Teams for iPad got an update promising hands up, but none of our iPads show this yet despite having the update.
It would be handy to copy the text of a conversation (or export it) in teams. Copying one message at a time is not much fun. I need to try the notes facility and see if it works for the pupils.
A we seem to be going back next session to a mix of home and school I think I’ll be starting to try out OneNote again. Last time wasn’t fun but if it works it will really help with organisation.
The plan to Flip our teems meeting a bit was a partial success. Quite a few of the class didn’t read the message so just turned up. So we had to go over things anyhow. I think I’ll keep going, despite the extra prep. The videos are pretty quick & dirty, just recording of voice over keynote slides. (I use screenflow for this as opposed to the built in recording ’cause I prefer it).
Presentations continue to lag on teams, despite a 800kb deck today. I could even see this on my iPad beside the computer! I don’t really think it is a bandwidth problem. Quite a few pupils went silent, leaving the meeting and rejoining helped with that.
I made a real effort to spend some time in Minecraft with the pupils this week, didn’t really happen as every time I found time someone could not log in leading to conversations in teams. Quitting the app and swiping away and trying again seems an iPad solution.
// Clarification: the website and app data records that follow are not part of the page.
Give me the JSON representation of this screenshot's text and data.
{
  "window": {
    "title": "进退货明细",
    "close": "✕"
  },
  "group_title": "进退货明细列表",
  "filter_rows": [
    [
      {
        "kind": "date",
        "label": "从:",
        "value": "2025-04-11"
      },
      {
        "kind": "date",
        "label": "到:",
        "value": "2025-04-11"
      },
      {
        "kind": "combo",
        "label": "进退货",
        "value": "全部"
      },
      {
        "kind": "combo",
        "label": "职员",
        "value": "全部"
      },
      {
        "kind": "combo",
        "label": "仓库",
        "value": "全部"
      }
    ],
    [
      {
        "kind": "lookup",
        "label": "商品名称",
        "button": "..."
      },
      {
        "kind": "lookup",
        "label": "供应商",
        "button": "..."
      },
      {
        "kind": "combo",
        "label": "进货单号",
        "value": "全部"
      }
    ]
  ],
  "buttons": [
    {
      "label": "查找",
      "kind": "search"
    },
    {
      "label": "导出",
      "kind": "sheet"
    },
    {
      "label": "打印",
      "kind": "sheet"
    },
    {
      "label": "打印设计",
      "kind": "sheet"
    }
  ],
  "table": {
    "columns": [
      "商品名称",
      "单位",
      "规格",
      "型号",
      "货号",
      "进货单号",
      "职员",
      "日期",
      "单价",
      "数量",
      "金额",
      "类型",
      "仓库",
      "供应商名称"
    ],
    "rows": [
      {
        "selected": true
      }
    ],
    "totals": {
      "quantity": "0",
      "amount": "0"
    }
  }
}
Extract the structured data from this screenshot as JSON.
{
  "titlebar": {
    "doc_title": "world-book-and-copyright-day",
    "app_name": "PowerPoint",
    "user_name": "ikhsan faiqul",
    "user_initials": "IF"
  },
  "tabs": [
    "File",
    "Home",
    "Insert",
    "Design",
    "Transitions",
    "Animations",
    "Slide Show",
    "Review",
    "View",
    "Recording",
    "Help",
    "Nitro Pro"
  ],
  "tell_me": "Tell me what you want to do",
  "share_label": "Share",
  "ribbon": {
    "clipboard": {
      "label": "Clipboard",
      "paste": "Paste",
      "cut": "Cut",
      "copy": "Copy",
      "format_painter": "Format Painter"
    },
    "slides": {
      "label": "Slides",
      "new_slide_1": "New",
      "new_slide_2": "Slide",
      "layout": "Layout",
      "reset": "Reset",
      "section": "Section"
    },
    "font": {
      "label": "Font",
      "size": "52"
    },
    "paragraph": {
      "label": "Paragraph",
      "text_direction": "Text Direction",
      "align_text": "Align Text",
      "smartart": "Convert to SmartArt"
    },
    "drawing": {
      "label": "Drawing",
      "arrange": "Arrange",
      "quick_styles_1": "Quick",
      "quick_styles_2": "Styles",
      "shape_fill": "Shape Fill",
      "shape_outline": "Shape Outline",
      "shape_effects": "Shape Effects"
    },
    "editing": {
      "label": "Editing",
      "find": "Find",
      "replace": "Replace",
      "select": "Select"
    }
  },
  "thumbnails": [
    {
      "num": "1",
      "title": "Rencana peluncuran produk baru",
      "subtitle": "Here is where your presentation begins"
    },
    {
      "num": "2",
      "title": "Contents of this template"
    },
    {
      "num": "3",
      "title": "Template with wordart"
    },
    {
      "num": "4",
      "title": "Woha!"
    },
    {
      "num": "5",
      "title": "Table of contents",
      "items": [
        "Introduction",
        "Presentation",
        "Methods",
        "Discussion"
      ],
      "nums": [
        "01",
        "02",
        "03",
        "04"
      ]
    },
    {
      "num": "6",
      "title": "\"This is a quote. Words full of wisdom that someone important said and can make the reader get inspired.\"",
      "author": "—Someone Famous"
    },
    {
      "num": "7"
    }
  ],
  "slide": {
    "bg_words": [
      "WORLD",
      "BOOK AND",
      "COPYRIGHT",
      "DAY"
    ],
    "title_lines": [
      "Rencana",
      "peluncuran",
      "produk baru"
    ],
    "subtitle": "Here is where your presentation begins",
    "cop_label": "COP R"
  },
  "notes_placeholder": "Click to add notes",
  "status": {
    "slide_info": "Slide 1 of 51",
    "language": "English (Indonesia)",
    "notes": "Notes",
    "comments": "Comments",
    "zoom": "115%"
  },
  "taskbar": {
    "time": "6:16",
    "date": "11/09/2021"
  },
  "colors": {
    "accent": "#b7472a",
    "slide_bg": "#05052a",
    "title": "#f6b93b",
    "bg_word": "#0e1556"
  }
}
A poem written in Teams by my class: Our Magic Box . We are looking at poetry most days. Seems like a good thing to do in the environment. Short texts & hopefully fun.
Some notes, part of a ragged collection on lockdown learning.
So far I’ve been following a pretty standard pattern for our class team meetings. 1 hour a day 5 or six items running from a prepared PowerPoint.
I think most of the pupils enjoy it or at least the ones that have turned up come back.
I try to give as much time to them to talk as I can, but it is difficult getting contributions when we don’t know who is going to talk. I do a fair bit of round the class and some shout out when you have an answer!
My main problem is the slides failing to show up on the pupils screens. I don’t think I’ve managed a meeting where everybody has seen the slides in a timely fashion. My screen is white/black is a common cry.
We had a meeting this morning where less than half the class turned up, so only 12 in the meeting. I gave up trying to use the slides as there were too many problems. This was with a 1.9mb powerpoint so I am not sure where the problem lies? I have generally a very basic approach to slide decks. No transitions, very few images, lean & mean.
I’d really like to know how to get the slides to work a wee bit better. I even tried turning my video off to see if that would help, but it didn’t make much difference. As I’ve no idea about the pupils connection it is difficult to even guess.
I had though earlier that flipped learning might be the way to go, and do link or embed some videos on our blog. I got the impression that they were not much watched. I am now thinking that it might be better to make my own videos and ask the class watch them just before the meet. This will of course mean more prep.
So my classes timetable for tomorrow looks like:
- 12:45 – 1:45 Minecraft
- 1:45 – 2:00 time to watch a couple of wee videos uploaded to Teams.
- 2:00 – 3:00 Team meeting
In other news:
I thought hands up in Teams had reached the iPad, but it seems not.
I am beginning. To see a drop off in participation, or in the sending me ‘work’ via Teams, e-Portfolios or email. I don’t think the May holiday helped, although I had a few pupils posting and even opened Minecraft up for a while on Monday. Maybe changing things up a bit in the meetings will help.
Might be good #digitalliteracy to talk about video size? I remember back when I started kids posting online 1st lesson was resizing jpgs to 480 pixels. Unfortunately more modern tech makes this less easy. In class we do an Airdrop back & forth so I can squash videos for kids.